The Zimbabwean police issued a ban Monday on a march scheduled Wednesday by a faction of the opposition Movement for Democratic Change to demand electoral reform and protest deteriorating living standards, but Secretary General Tendai Biti of the MDC faction of Morgan Tsvangirai said the procession will be held as planned.
The chief superintendent of the Harare Central police district sent the MDC formation a letter saying police concluded after analyzing information and intelligence reports that the opposition faction was “working outside the spirit of what we had agreed.” Police had earlier granted permission for the faction to hold the march.
Biti said the police did not state the reasons for the decision as required by the newly amended Public Order and Security Act, adding that Zimbabweans have a democratic right to march, correspondent Irwin Chifera reported from Harare.
Earlier, representatives of the two factions of the Movement for Democratic Change met in South Africa on the weekend and agreed to cooperate in the upcoming elections but failed to progress towards reunification, MDC sources said.
Spokesmen for both factions declined to comment. But sources said talks focused on how to avoid splitting the vote and on fielding a single presidential candidate.
MDC founder Morgan Tsvangirai took part in the discussions along with the secretary general of his faction, Tendai Biti, among others. The Arthur Mutambara faction sent a delegation including its vice president, Gibson Sibanda, Secretary General Welshman Ncube and Information Secretary Gabriel Chaibva, MDC sources said.

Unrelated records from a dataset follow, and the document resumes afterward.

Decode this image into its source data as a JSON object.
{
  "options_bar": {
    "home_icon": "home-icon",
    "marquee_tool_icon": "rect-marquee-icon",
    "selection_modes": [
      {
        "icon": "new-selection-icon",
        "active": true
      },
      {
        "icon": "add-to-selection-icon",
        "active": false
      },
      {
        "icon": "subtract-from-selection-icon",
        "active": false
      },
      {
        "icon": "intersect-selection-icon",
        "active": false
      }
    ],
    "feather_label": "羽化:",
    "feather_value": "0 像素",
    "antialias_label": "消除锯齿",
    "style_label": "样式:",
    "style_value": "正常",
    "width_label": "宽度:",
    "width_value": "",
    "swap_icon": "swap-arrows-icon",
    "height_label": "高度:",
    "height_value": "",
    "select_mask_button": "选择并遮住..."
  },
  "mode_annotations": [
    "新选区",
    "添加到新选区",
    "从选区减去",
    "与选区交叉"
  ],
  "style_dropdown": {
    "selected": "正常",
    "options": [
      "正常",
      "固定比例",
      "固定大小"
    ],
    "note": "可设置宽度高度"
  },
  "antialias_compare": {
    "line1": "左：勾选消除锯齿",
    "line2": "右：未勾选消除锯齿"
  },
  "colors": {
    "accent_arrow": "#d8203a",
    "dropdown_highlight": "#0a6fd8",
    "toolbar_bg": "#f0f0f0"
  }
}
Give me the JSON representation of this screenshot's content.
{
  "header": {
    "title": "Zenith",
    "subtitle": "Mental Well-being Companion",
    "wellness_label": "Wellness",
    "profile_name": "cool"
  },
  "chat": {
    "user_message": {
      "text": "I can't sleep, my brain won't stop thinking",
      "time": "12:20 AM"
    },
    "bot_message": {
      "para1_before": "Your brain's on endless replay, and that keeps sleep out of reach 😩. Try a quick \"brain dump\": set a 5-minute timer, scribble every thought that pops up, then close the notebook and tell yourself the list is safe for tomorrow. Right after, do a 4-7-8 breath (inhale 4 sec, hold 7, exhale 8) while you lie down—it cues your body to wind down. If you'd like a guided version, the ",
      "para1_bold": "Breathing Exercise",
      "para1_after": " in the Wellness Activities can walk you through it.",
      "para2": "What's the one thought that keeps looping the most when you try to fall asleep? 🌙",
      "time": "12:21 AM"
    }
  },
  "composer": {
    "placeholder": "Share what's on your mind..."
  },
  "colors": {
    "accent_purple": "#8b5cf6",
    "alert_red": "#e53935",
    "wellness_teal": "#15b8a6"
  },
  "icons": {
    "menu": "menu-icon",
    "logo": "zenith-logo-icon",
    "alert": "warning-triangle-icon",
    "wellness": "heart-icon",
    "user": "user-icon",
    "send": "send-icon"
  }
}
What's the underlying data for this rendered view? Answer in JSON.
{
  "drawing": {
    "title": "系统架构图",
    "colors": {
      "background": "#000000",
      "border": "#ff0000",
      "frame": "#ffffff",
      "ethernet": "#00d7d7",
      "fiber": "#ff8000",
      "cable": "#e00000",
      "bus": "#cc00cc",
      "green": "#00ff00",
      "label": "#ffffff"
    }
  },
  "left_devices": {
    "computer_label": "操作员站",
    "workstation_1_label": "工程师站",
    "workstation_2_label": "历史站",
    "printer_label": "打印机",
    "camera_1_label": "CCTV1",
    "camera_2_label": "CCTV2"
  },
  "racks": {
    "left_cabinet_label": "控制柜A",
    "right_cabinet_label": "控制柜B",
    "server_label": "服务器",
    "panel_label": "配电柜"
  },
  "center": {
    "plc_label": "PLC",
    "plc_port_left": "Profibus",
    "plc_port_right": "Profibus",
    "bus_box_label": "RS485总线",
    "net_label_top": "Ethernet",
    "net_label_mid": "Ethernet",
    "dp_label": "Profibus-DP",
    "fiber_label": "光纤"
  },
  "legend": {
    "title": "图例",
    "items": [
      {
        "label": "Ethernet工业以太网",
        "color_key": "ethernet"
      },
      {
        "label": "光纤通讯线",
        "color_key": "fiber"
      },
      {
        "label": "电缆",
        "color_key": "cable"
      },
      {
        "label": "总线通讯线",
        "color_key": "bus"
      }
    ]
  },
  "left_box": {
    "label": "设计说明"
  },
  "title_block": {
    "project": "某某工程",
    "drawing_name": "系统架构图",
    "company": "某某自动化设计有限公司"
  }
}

The two factions are expected to hold a news conference this week to announce the results of their discussions, after consulting with their national memberships.
The MDC split into two factions in late 2005 over the question of whether to contest elections for a reconstituted senate.
Programs Manager Pedzisayi Ruhanya of the Crisis In Zimbabwe Coalition told Patience Rusere of VOA's Studio 7 for Zimbabwe that the two factions realize their chances against the ruling ZANU-PF party are poor if they remain divided.